* ACTIVITY
In your copy, leave out the pictures; write out all the data exactly.

BEGIN EXERCISE MATERIALS

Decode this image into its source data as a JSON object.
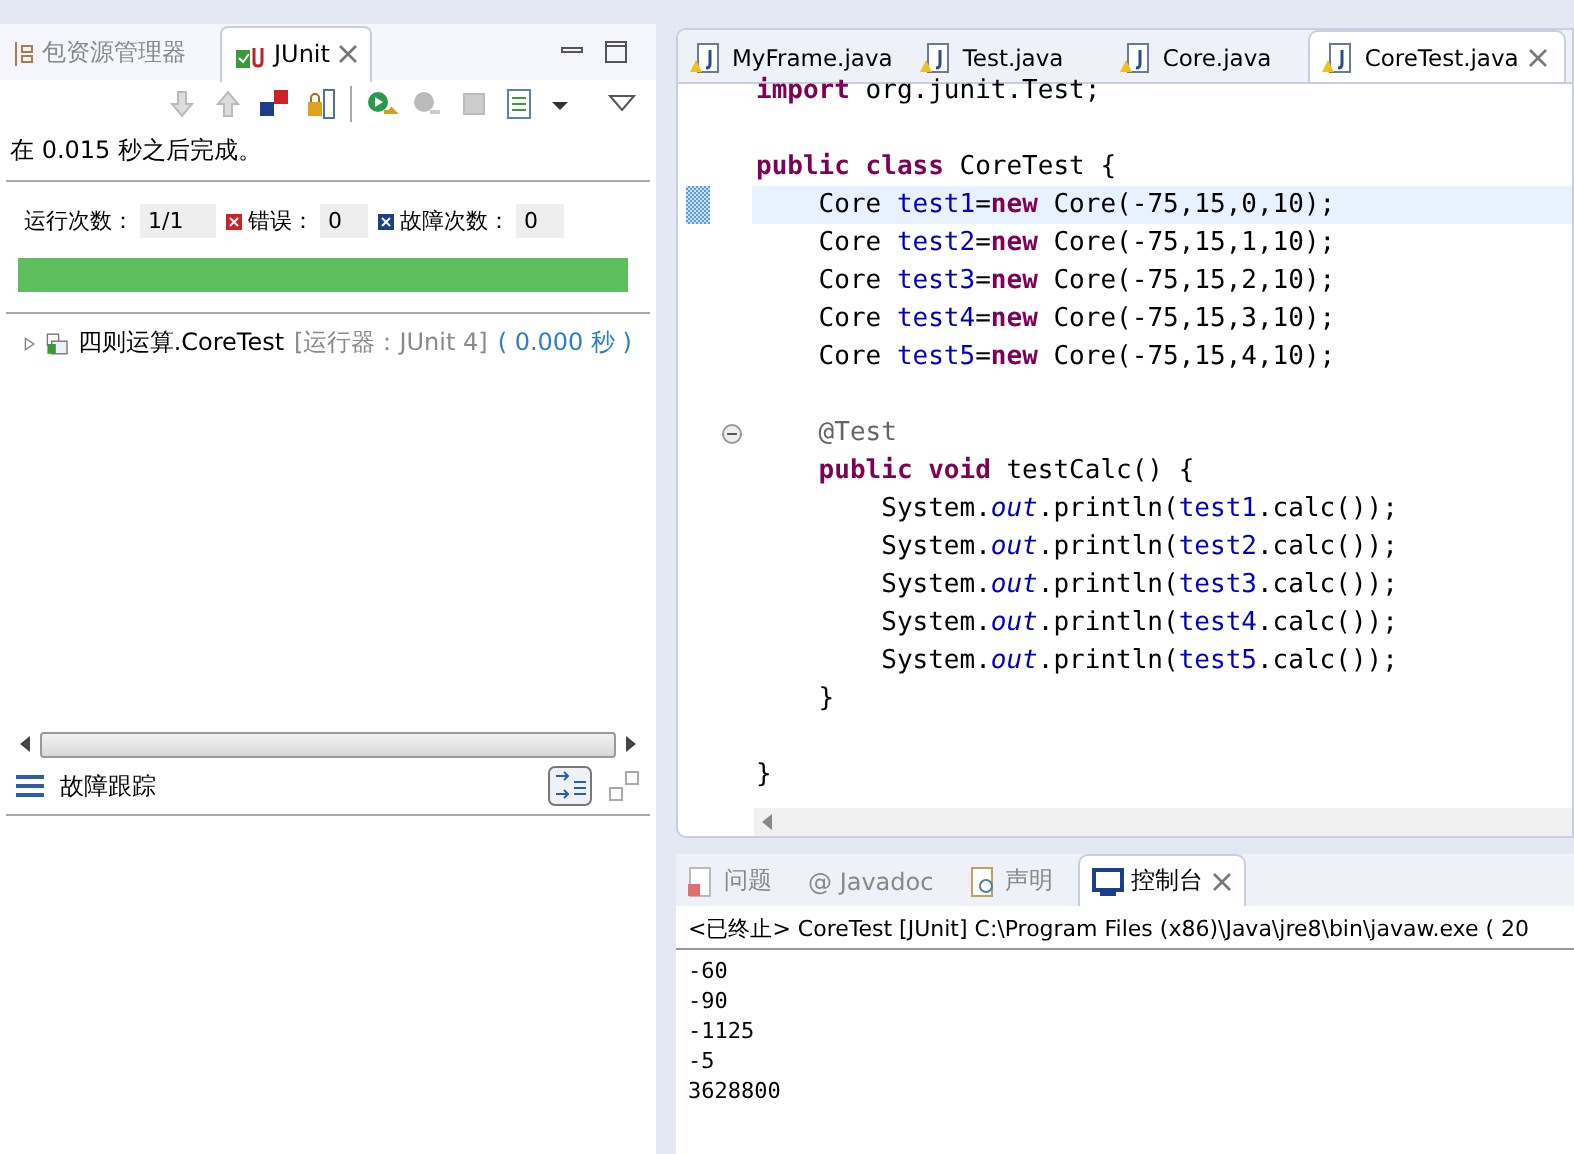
{
  "left_view": {
    "tabs": [
      {
        "label": "包资源管理器",
        "selected": false
      },
      {
        "label": "JUnit",
        "selected": true
      }
    ],
    "status": "在 0.015 秒之后完成。",
    "counters": [
      {
        "kind": "runs",
        "label": "运行次数：",
        "value": "1/1"
      },
      {
        "kind": "errors",
        "label": "错误：",
        "value": "0"
      },
      {
        "kind": "failures",
        "label": "故障次数：",
        "value": "0"
      }
    ],
    "progress": {
      "level": 1
    },
    "tree": [
      {
        "name": "四则运算.CoreTest",
        "runner": "[运行器：JUnit 4]",
        "time": "( 0.000 秒 )",
        "expanded": false
      }
    ],
    "trace_title": "故障跟踪"
  },
  "editor": {
    "tabs": [
      {
        "label": "MyFrame.java",
        "selected": false
      },
      {
        "label": "Test.java",
        "selected": false
      },
      {
        "label": "Core.java",
        "selected": false
      },
      {
        "label": "CoreTest.java",
        "selected": true
      }
    ],
    "lines": [
      {
        "kind": "code",
        "tokens": [
          {
            "kind": "kw",
            "text": "import"
          },
          {
            "kind": "text",
            "text": " org.junit.Test;"
          }
        ]
      },
      {
        "kind": "blank"
      },
      {
        "kind": "code",
        "tokens": [
          {
            "kind": "kw",
            "text": "public class"
          },
          {
            "kind": "text",
            "text": " CoreTest {"
          }
        ]
      },
      {
        "kind": "code",
        "current": true,
        "tokens": [
          {
            "kind": "text",
            "text": "    Core "
          },
          {
            "kind": "field",
            "text": "test1"
          },
          {
            "kind": "text",
            "text": "="
          },
          {
            "kind": "kw",
            "text": "new"
          },
          {
            "kind": "text",
            "text": " Core(-75,15,0,10);"
          }
        ]
      },
      {
        "kind": "code",
        "tokens": [
          {
            "kind": "text",
            "text": "    Core "
          },
          {
            "kind": "field",
            "text": "test2"
          },
          {
            "kind": "text",
            "text": "="
          },
          {
            "kind": "kw",
            "text": "new"
          },
          {
            "kind": "text",
            "text": " Core(-75,15,1,10);"
          }
        ]
      },
      {
        "kind": "code",
        "tokens": [
          {
            "kind": "text",
            "text": "    Core "
          },
          {
            "kind": "field",
            "text": "test3"
          },
          {
            "kind": "text",
            "text": "="
          },
          {
            "kind": "kw",
            "text": "new"
          },
          {
            "kind": "text",
            "text": " Core(-75,15,2,10);"
          }
        ]
      },
      {
        "kind": "code",
        "tokens": [
          {
            "kind": "text",
            "text": "    Core "
          },
          {
            "kind": "field",
            "text": "test4"
          },
          {
            "kind": "text",
            "text": "="
          },
          {
            "kind": "kw",
            "text": "new"
          },
          {
            "kind": "text",
            "text": " Core(-75,15,3,10);"
          }
        ]
      },
      {
        "kind": "code",
        "tokens": [
          {
            "kind": "text",
            "text": "    Core "
          },
          {
            "kind": "field",
            "text": "test5"
          },
          {
            "kind": "text",
            "text": "="
          },
          {
            "kind": "kw",
            "text": "new"
          },
          {
            "kind": "text",
            "text": " Core(-75,15,4,10);"
          }
        ]
      },
      {
        "kind": "blank"
      },
      {
        "kind": "code",
        "fold": true,
        "tokens": [
          {
            "kind": "annotation",
            "text": "    @Test"
          }
        ]
      },
      {
        "kind": "code",
        "tokens": [
          {
            "kind": "kw",
            "text": "    public void"
          },
          {
            "kind": "text",
            "text": " testCalc() {"
          }
        ]
      },
      {
        "kind": "code",
        "tokens": [
          {
            "kind": "text",
            "text": "        System."
          },
          {
            "kind": "static",
            "text": "out"
          },
          {
            "kind": "text",
            "text": ".println("
          },
          {
            "kind": "field",
            "text": "test1"
          },
          {
            "kind": "text",
            "text": ".calc());"
          }
        ]
      },
      {
        "kind": "code",
        "tokens": [
          {
            "kind": "text",
            "text": "        System."
          },
          {
            "kind": "static",
            "text": "out"
          },
          {
            "kind": "text",
            "text": ".println("
          },
          {
            "kind": "field",
            "text": "test2"
          },
          {
            "kind": "text",
            "text": ".calc());"
          }
        ]
      },
      {
        "kind": "code",
        "tokens": [
          {
            "kind": "text",
            "text": "        System."
          },
          {
            "kind": "static",
            "text": "out"
          },
          {
            "kind": "text",
            "text": ".println("
          },
          {
            "kind": "field",
            "text": "test3"
          },
          {
            "kind": "text",
            "text": ".calc());"
          }
        ]
      },
      {
        "kind": "code",
        "tokens": [
          {
            "kind": "text",
            "text": "        System."
          },
          {
            "kind": "static",
            "text": "out"
          },
          {
            "kind": "text",
            "text": ".println("
          },
          {
            "kind": "field",
            "text": "test4"
          },
          {
            "kind": "text",
            "text": ".calc());"
          }
        ]
      },
      {
        "kind": "code",
        "tokens": [
          {
            "kind": "text",
            "text": "        System."
          },
          {
            "kind": "static",
            "text": "out"
          },
          {
            "kind": "text",
            "text": ".println("
          },
          {
            "kind": "field",
            "text": "test5"
          },
          {
            "kind": "text",
            "text": ".calc());"
          }
        ]
      },
      {
        "kind": "code",
        "tokens": [
          {
            "kind": "text",
            "text": "    }"
          }
        ]
      },
      {
        "kind": "blank"
      },
      {
        "kind": "code",
        "tokens": [
          {
            "kind": "text",
            "text": "}"
          }
        ]
      }
    ]
  },
  "console": {
    "tabs": [
      {
        "label": "问题",
        "selected": false
      },
      {
        "label": "@ Javadoc",
        "selected": false
      },
      {
        "label": "声明",
        "selected": false
      },
      {
        "label": "控制台",
        "selected": true
      }
    ],
    "header": "<已终止> CoreTest [JUnit] C:\\Program Files (x86)\\Java\\jre8\\bin\\javaw.exe ( 20",
    "output": [
      "-60",
      "-90",
      "-1125",
      "-5",
      "3628800"
    ]
  }
}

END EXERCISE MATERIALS

* OUTPUT OF THE TASK
Decode this image into its source data as a JSON object.
{
  "left_view": {
    "tabs": [
      {
        "label": "包资源管理器",
        "selected": false
      },
      {
        "label": "JUnit",
        "selected": true
      }
    ],
    "status": "在 0.015 秒之后完成。",
    "counters": [
      {
        "kind": "runs",
        "label": "运行次数：",
        "value": "1/1"
      },
      {
        "kind": "errors",
        "label": "错误：",
        "value": "0"
      },
      {
        "kind": "failures",
        "label": "故障次数：",
        "value": "0"
      }
    ],
    "progress": {
      "level": 1
    },
    "tree": [
      {
        "name": "四则运算.CoreTest",
        "runner": "[运行器：JUnit 4]",
        "time": "( 0.000 秒 )",
        "expanded": false
      }
    ],
    "trace_title": "故障跟踪"
  },
  "editor": {
    "tabs": [
      {
        "label": "MyFrame.java",
        "selected": false
      },
      {
        "label": "Test.java",
        "selected": false
      },
      {
        "label": "Core.java",
        "selected": false
      },
      {
        "label": "CoreTest.java",
        "selected": true
      }
    ],
    "lines": [
      {
        "kind": "code",
        "tokens": [
          {
            "kind": "kw",
            "text": "import"
          },
          {
            "kind": "text",
            "text": " org.junit.Test;"
          }
        ]
      },
      {
        "kind": "blank"
      },
      {
        "kind": "code",
        "tokens": [
          {
            "kind": "kw",
            "text": "public class"
          },
          {
            "kind": "text",
            "text": " CoreTest {"
          }
        ]
      },
      {
        "kind": "code",
        "current": true,
        "tokens": [
          {
            "kind": "text",
            "text": "    Core "
          },
          {
            "kind": "field",
            "text": "test1"
          },
          {
            "kind": "text",
            "text": "="
          },
          {
            "kind": "kw",
            "text": "new"
          },
          {
            "kind": "text",
            "text": " Core(-75,15,0,10);"
          }
        ]
      },
      {
        "kind": "code",
        "tokens": [
          {
            "kind": "text",
            "text": "    Core "
          },
          {
            "kind": "field",
            "text": "test2"
          },
          {
            "kind": "text",
            "text": "="
          },
          {
            "kind": "kw",
            "text": "new"
          },
          {
            "kind": "text",
            "text": " Core(-75,15,1,10);"
          }
        ]
      },
      {
        "kind": "code",
        "tokens": [
          {
            "kind": "text",
            "text": "    Core "
          },
          {
            "kind": "field",
            "text": "test3"
          },
          {
            "kind": "text",
            "text": "="
          },
          {
            "kind": "kw",
            "text": "new"
          },
          {
            "kind": "text",
            "text": " Core(-75,15,2,10);"
          }
        ]
      },
      {
        "kind": "code",
        "tokens": [
          {
            "kind": "text",
            "text": "    Core "
          },
          {
            "kind": "field",
            "text": "test4"
          },
          {
            "kind": "text",
            "text": "="
          },
          {
            "kind": "kw",
            "text": "new"
          },
          {
            "kind": "text",
            "text": " Core(-75,15,3,10);"
          }
        ]
      },
      {
        "kind": "code",
        "tokens": [
          {
            "kind": "text",
            "text": "    Core "
          },
          {
            "kind": "field",
            "text": "test5"
          },
          {
            "kind": "text",
            "text": "="
          },
          {
            "kind": "kw",
            "text": "new"
          },
          {
            "kind": "text",
            "text": " Core(-75,15,4,10);"
          }
        ]
      },
      {
        "kind": "blank"
      },
      {
        "kind": "code",
        "fold": true,
        "tokens": [
          {
            "kind": "annotation",
            "text": "    @Test"
          }
        ]
      },
      {
        "kind": "code",
        "tokens": [
          {
            "kind": "kw",
            "text": "    public void"
          },
          {
            "kind": "text",
            "text": " testCalc() {"
          }
        ]
      },
      {
        "kind": "code",
        "tokens": [
          {
            "kind": "text",
            "text": "        System."
          },
          {
            "kind": "static",
            "text": "out"
          },
          {
            "kind": "text",
            "text": ".println("
          },
          {
            "kind": "field",
            "text": "test1"
          },
          {
            "kind": "text",
            "text": ".calc());"
          }
        ]
      },
      {
        "kind": "code",
        "tokens": [
          {
            "kind": "text",
            "text": "        System."
          },
          {
            "kind": "static",
            "text": "out"
          },
          {
            "kind": "text",
            "text": ".println("
          },
          {
            "kind": "field",
            "text": "test2"
          },
          {
            "kind": "text",
            "text": ".calc());"
          }
        ]
      },
      {
        "kind": "code",
        "tokens": [
          {
            "kind": "text",
            "text": "        System."
          },
          {
            "kind": "static",
            "text": "out"
          },
          {
            "kind": "text",
            "text": ".println("
          },
          {
            "kind": "field",
            "text": "test3"
          },
          {
            "kind": "text",
            "text": ".calc());"
          }
        ]
      },
      {
        "kind": "code",
        "tokens": [
          {
            "kind": "text",
            "text": "        System."
          },
          {
            "kind": "static",
            "text": "out"
          },
          {
            "kind": "text",
            "text": ".println("
          },
          {
            "kind": "field",
            "text": "test4"
          },
          {
            "kind": "text",
            "text": ".calc());"
          }
        ]
      },
      {
        "kind": "code",
        "tokens": [
          {
            "kind": "text",
            "text": "        System."
          },
          {
            "kind": "static",
            "text": "out"
          },
          {
            "kind": "text",
            "text": ".println("
          },
          {
            "kind": "field",
            "text": "test5"
          },
          {
            "kind": "text",
            "text": ".calc());"
          }
        ]
      },
      {
        "kind": "code",
        "tokens": [
          {
            "kind": "text",
            "text": "    }"
          }
        ]
      },
      {
        "kind": "blank"
      },
      {
        "kind": "code",
        "tokens": [
          {
            "kind": "text",
            "text": "}"
          }
        ]
      }
    ]
  },
  "console": {
    "tabs": [
      {
        "label": "问题",
        "selected": false
      },
      {
        "label": "@ Javadoc",
        "selected": false
      },
      {
        "label": "声明",
        "selected": false
      },
      {
        "label": "控制台",
        "selected": true
      }
    ],
    "header": "<已终止> CoreTest [JUnit] C:\\Program Files (x86)\\Java\\jre8\\bin\\javaw.exe ( 20",
    "output": [
      "-60",
      "-90",
      "-1125",
      "-5",
      "3628800"
    ]
  }
}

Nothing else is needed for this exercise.